As Krims sees it, this hypocrisy has permeated numerous leftist movements, including feminism. In Nude Blackface: In Homage to Al Jolson, Krims critiques feminism. The series features nude women with their faces painted black and responds to what Krims described as “the kind of noise they were making about their lives.”

“[The feminists] were attempting to say that they were just as repressed as black people, which I just didn’t see to tell you the truth … especially since the women in my family were so successful,” Krims said.

The rest of Krims’ work proves even more controversial. In “Ecstasy: Goose-in-Love-with-Boy-in-Love-with-Goose: Rumination Concerning Interspecies and Same-Sex Marriage,” Krims equates same-sex marriage with bestiality. Another work, “I Noticed a Striking Resemblance Between the Teeth of the Lascivious Looking Posing Piece of White Bread, and the Chicklet-Choppers of the Cherubic Caricature of Tiger Woods Miraculously Found Right Next to Him […],” questions reverse racism. The photograph depicts a caricaturist who has placed two of his cartoons — one of Tiger Woods and one of a “droopy-eyed and moronic” white kid — right next to each other, another example of what Krims sees as the failure of political correctness. Yet another controversial photo, “Torture and Confession” compares Christ’s stigmata with the body piercings of today’s youth. According to Krims, these body piercings are “misguided expression” and show “conformity to retrograde beliefs.”

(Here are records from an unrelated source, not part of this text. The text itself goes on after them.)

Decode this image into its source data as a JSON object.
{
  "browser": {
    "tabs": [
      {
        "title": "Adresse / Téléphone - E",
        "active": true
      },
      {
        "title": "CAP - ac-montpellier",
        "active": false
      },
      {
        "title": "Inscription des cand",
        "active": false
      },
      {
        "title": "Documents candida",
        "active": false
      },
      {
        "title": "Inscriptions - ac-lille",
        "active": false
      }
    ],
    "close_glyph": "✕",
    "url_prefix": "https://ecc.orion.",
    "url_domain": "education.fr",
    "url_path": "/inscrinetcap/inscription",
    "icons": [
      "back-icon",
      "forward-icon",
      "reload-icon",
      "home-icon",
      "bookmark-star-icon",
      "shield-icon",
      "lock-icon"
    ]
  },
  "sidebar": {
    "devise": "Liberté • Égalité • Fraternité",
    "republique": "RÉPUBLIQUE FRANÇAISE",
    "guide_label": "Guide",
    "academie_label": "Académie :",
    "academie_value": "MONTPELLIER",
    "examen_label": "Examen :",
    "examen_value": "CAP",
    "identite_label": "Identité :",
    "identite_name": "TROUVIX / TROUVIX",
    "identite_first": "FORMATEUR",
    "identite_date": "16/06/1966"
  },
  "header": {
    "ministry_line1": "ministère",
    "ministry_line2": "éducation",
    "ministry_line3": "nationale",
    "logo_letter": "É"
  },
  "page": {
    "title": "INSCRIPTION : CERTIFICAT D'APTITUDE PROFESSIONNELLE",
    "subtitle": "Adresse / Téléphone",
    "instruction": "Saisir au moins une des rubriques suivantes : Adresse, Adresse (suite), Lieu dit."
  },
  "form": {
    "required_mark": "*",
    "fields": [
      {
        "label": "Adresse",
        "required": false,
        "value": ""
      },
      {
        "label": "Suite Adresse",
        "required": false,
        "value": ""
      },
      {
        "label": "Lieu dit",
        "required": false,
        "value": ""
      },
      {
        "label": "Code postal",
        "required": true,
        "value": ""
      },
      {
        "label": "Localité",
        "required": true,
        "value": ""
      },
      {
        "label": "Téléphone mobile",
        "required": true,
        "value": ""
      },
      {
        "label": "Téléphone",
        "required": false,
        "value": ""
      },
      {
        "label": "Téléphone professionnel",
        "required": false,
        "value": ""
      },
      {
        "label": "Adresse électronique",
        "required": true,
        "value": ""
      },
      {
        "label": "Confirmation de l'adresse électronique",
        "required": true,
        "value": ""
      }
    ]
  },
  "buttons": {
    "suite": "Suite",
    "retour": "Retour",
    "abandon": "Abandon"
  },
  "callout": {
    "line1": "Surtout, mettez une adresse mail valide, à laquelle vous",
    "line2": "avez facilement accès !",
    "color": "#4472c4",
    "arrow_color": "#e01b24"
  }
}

“Even Nazis wouldn’t have thought to do this to a Jew’s body,” said Krims.

In other works, Krims questions contemporary conceptual photography. Some photographs parody conceptual photography as lacking substance. Others mock the sensationalism of the “starburst effect” and other overused and formulaic photographic techniques. In The Incredible Case Of The Stack O’Wheat Murders, Krims emphasizes the dangers inherent in conceptual photography by depicting an obviously fabricated crime scene. As the photograph seems to suggest, viewers should always question the truthfulness of their media sources.

In addition, they should look to those media sources as useful tools. Krims credited improved digital technology and cheaper camera equipment and software for enabling his photographs to develop in complexity. As Krims sees it, photography has undergone a process of democratization. Today, even an amateur can learn to produce technically perfect photographs in hardly any time at all. Photography, as Krims argued, “is as close to a worker’s paradise as any can get.” Indeed, in the Johnson’s marketplace of ideas, there’s room for any opinion — even the most controversial.

Original Author: Emily Greenberg